“When you ask people to swear that they have any particular value — even if that view is one that we would all agree is unproblematic — you’re coercing people to reveal what is innermost,” says Alford.
Alford has asked the court to declare that the requirement is contrary to the rule of law and unsupported by the regulator’s Rules of Professional Conduct.
The professor’s application argues the requirement is disproportionate, inoperable and unconstitutional. Alford says it could have a number of problematic consequences.
He said the Supreme Court of Canada ruled in a 1984 decision, National Bank of Canada v. Retail Clerks International Union, that compelling people to say they agree with a particular value is totalitarian and not characteristic of a free state.
“A lot of people in the legal profession find the fact that the law society would be doing that particularly problematic, given that the law society is representative of a profession that is meant to be guardians of the constitution [and] defenders of the rule of law,” he says.
Under the new requirement, lawyers and paralegals have to adopt a statement and check a box on their annual reports to show they have complied. They will not have to submit the statement to the law society, which has said it will not impose a penalty this year for noncompliance.
Proponents of the requirement have said that the requirement is reflective of obligations lawyers already have under the Ontario Human Rights Code.
Asher Honickman, the lawyer representing Alford in the matter, however, says the requirement goes beyond any such obligation.
“What this says is not only that we have to comply with the law, but that we have to ‘promote’ these values and promote them ‘generally’,” says Honickman, a partner with Matthews Abogado LLP.
“There is a lot of ambiguity about what that even means, but certainly that is not what the Human Rights Code says.”
Alford has asked the court to order an interim injunction until his application can be heard in full, as lawyers will have to abide by the requirement in their 2017 annual report due at the end of March.
Honickman stresses that his client is a proponent of diversity, equality and inclusion, but the application is not about those values.

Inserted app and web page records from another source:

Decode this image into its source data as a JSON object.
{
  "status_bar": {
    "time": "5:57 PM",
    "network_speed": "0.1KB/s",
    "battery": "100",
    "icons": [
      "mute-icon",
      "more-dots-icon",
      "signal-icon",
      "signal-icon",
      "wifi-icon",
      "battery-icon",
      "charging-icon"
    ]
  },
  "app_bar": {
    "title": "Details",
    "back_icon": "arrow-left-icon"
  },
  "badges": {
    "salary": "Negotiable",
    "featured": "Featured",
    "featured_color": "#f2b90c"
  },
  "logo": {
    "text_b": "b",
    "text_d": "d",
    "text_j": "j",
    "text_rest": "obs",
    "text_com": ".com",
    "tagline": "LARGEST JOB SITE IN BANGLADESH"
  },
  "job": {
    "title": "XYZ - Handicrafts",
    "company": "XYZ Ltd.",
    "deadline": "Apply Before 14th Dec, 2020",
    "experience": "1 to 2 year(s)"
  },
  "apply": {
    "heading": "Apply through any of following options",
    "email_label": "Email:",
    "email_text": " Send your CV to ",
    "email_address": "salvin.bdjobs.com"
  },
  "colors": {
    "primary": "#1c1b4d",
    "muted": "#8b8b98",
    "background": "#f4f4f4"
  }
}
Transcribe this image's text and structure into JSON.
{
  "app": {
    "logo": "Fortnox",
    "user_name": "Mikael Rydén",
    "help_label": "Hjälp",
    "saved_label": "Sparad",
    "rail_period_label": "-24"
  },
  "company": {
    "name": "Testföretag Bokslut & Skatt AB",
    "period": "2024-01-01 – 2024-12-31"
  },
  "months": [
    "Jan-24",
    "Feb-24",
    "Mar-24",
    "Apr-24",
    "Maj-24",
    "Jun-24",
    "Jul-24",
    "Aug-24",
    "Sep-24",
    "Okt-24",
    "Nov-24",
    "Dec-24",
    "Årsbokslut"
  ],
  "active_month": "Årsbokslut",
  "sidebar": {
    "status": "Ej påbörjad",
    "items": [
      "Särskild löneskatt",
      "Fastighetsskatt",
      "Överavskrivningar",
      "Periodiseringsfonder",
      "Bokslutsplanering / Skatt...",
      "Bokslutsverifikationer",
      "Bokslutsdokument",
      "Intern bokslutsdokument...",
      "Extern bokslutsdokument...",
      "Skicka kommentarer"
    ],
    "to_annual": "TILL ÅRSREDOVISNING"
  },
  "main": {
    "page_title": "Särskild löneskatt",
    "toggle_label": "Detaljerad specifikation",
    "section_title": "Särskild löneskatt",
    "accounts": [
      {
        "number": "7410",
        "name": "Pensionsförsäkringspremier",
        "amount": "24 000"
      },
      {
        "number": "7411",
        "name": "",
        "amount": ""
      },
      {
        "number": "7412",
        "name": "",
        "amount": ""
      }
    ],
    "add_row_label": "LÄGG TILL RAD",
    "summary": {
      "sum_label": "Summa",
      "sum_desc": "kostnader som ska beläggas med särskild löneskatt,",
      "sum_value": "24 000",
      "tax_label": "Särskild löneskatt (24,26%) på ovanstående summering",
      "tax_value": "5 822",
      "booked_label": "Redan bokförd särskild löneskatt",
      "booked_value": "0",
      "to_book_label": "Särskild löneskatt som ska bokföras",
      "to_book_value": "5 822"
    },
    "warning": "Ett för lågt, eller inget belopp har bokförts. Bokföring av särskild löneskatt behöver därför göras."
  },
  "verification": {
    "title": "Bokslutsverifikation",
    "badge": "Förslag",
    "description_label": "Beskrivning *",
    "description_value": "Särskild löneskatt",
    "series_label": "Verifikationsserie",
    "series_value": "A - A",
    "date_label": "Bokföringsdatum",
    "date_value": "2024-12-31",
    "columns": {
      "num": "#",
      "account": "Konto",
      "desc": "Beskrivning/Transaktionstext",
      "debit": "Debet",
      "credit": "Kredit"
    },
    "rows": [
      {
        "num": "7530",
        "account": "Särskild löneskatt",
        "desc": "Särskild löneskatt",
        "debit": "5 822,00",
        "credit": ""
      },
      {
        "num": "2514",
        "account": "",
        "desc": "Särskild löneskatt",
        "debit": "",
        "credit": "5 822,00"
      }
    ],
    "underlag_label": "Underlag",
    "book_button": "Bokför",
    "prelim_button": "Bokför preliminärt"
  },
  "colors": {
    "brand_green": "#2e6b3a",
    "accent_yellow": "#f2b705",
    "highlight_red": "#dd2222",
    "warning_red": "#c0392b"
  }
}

“This has nothing to do with what my client certainly thinks about equality, inclusion [and] diversity. My client is a supporter of those things. That’s not what this is about,” he says. “This is simply about what the law society, as an arm of the state, can compel lawyers to do.”
A spokeswoman for the law society confirmed Alford’s Notice of Application was served Tuesday morning.
“We are reviewing the application and will be responding to it,” she said in an emailed statement.